Consider d = 40t as the equation that represents the relationship between the time and the distance travelled by train using the distance formula.

A table can be created that mentions the time and the distance:

In this case, t will represent the time, and d will represent distance.

Time (hours), t

Distance (miles), d

1

40

2

80

3

120

4

160

The graph below will show the points in the table: Now, we have to find the value of t, when the value of d is 220.

Given that: d = 40t

Substitute the value of d with 220.

220 = 40t

Using the division property of equality,

t = 5.5

Thus, the train will take 5.5 hours to complete a distance of 220 miles.

A two-variable linear equation is defined as a linear relationship between x and y, or two variables, in which the value of one is dependent on the value of the other.

Let’s consider x as the independent variable, in this case, and y being dependent on it. Hence, y is referred to as the dependent variable.

When solving multi-variable, multi-step equations, the first rule is to make sure you have the same number of equations as the number of variables in the equations.

Then, for one of the variables, solve one of the equations and substitute that expression into the other equation.

A mathematical statement that is made up of two expressions brought together by an equal sign, is called an equation. 2x – 6 = 16 is an example of an equation.
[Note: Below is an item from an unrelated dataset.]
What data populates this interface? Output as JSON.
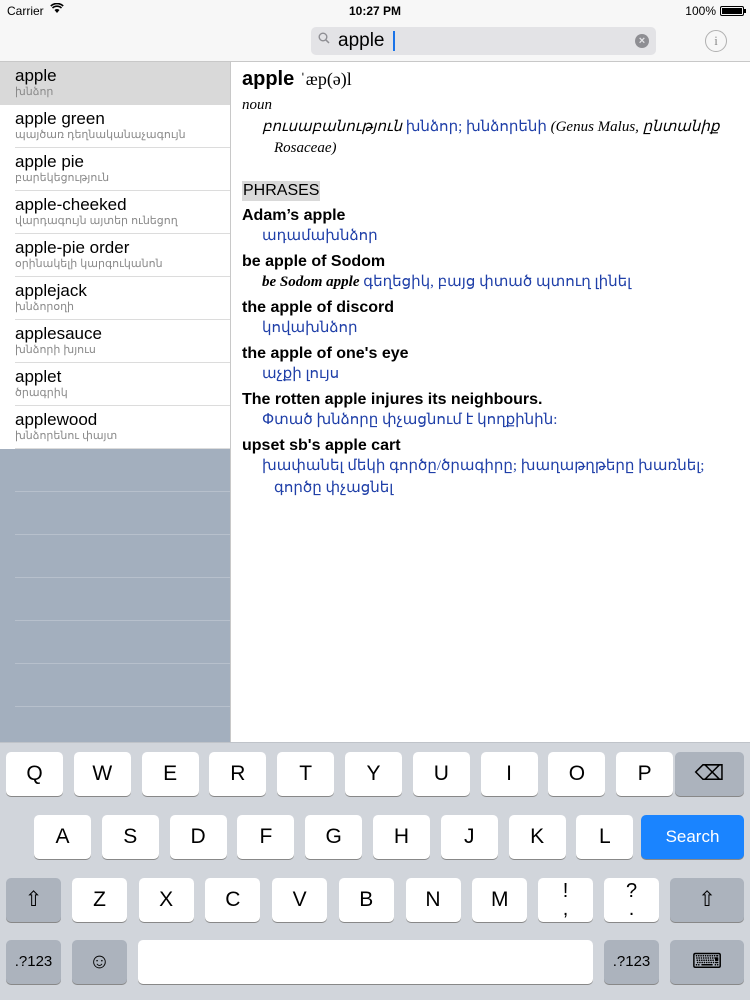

We get the value of the variable x as x = 11 when we solve this equation.